DETROIT (WWJ) - Detroit residents, like Americans across the country, are finding a disconnect with what they want from their health care provider and what they actually receive, according to a new survey released by the American Psychological Association.
Thirty-five percent of Detroit residents say their stress has increased over the past year — and more Detroit residents report experiencing symptoms of stress this year, including headaches (31 percent in 2012 vs. 25 percent in 2011), changes in sleeping habits (34 percent in 2012 vs. 30 percent in 2011) and being unable to concentrate (24 percent in 2012 vs. 19 percent in 2011).
The survey shows that only 38 percent of Detroit residents give their physical health care an “A” grade and only 26 percent of Detroit residents would give the same “A” grade to their mental health care.
Similarly, one-quarter of Detroit residents say that they discuss stress management with their health care provider often or always, which while low, is higher than Americans overall (26 percent vs. 17 percent nationally).
Stress also remains higher than what Detroit consider healthy. Detroit residents report an average stress level of 5.1 (on a 10 point scale), which is 1.4 points higher than what they define as a healthy level of stress (3.7 on a 10 point scale).
Survey respondents in Detroit cite money, work, and the economy as the most common sources of stress, similar to adults nationwide (money: 69 percent for Detroit and nationally; work: 78 percent vs. 65 percent; economy: 65 percent vs. 61 percent). Detroit residents report reading (53 percent), exercising or walking (51 percent), and listening to music (46 percent) as ways that they manage their stress.
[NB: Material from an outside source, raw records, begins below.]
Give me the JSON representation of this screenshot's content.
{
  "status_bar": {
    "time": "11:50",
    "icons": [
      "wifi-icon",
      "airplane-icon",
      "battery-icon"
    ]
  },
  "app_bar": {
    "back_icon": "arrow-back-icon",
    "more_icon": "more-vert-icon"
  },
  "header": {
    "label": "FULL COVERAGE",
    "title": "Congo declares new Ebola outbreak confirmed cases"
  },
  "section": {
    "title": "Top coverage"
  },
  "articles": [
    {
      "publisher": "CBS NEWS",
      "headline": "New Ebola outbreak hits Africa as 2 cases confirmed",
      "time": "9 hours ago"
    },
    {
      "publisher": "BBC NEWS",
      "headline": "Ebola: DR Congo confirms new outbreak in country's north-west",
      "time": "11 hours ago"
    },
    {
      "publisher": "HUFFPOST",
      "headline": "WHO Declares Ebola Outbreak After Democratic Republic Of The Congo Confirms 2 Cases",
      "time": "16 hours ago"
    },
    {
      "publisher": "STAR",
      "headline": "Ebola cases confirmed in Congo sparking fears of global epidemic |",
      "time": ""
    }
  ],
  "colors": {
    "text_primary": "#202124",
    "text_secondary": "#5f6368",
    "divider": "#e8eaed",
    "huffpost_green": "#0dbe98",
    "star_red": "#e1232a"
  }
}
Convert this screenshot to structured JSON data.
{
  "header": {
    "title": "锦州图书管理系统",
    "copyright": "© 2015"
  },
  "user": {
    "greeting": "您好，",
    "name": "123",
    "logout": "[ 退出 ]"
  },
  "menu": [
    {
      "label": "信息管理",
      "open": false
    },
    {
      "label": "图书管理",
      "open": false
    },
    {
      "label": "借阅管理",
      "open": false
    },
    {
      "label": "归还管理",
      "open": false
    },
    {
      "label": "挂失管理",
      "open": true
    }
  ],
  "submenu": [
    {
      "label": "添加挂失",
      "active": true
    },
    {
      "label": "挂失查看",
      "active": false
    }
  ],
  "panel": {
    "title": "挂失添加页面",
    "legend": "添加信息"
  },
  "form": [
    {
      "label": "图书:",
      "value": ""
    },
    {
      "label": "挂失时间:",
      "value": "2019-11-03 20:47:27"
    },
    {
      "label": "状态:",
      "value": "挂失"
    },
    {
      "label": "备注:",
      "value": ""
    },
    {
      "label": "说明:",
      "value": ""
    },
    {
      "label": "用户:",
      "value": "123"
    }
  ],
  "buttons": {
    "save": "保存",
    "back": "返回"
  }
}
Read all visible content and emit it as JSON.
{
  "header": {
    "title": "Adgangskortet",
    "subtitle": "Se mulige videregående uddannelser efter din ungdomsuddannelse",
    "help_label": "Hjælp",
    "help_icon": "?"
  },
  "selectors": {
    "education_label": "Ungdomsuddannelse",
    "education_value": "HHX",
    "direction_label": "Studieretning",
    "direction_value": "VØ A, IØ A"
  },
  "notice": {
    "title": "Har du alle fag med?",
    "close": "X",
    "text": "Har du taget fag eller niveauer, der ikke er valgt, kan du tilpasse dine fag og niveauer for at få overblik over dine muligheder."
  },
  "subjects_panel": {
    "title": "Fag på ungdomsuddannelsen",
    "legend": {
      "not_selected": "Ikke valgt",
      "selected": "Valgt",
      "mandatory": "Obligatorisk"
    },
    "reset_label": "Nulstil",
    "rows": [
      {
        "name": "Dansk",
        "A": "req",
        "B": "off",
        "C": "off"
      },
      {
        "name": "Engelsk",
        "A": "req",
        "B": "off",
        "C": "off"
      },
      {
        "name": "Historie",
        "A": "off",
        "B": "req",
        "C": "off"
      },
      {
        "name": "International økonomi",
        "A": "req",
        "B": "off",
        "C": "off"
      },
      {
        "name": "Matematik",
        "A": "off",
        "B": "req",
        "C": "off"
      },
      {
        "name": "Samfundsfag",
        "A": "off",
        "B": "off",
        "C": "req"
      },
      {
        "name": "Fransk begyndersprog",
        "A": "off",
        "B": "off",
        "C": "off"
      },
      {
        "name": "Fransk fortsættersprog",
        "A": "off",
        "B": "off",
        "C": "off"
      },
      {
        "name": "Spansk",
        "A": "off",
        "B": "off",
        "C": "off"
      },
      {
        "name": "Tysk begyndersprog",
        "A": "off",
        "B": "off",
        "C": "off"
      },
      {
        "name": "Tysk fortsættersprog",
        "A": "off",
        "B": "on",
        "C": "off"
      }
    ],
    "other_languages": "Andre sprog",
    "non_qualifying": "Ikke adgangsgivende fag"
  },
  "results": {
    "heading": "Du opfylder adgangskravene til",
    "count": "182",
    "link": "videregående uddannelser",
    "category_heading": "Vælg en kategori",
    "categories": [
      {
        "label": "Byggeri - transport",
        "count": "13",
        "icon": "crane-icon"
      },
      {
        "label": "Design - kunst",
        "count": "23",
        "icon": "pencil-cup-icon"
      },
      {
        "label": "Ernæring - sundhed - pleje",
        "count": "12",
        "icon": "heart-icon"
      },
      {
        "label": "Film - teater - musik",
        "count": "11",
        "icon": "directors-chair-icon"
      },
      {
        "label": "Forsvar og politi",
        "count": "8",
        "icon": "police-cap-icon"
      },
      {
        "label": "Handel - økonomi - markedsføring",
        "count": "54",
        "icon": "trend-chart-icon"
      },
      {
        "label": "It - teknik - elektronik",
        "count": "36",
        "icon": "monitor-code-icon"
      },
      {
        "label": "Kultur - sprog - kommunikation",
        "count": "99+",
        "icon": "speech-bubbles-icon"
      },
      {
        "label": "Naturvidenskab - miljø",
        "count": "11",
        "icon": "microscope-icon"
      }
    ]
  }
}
Katherine Nordal, a psychologist and executive director of professional practice with the American Psychological Association, said the fact that most Detroiters aren’t discussing their stress with their health care provider is concerning.
“With Detroit residents reporting higher levels of stress than what they consider healthy, it is important for people to talk to their provider about ways they can manage stress to prevent stress-related illness,” Nordal said in a statement.
Findings from the national survey “Stress in America: Missing the Health Care Connection” suggest that people are not receiving what they need from their health care providers to manage stress and address lifestyle and behavior changes to improve their health.
The survey showed that while Americans think it is important that health care focuses on issues related to stress and living healthier lifestyles, their experiences do not seem to match up with what they value. For example, though 32 percent of Americans say it is very/extremely important to talk with their health care providers about stress management, only 17 percent report that these conversations are happening often or always.
The Stress in America survey was conducted online within the U.S. by Harris Interactive on behalf of the American Psychological Association between August 3 and 31, 2012, among 2,020 adults aged 18 and older. In addition, an oversample of 221 adults living in the Detroit area was collected.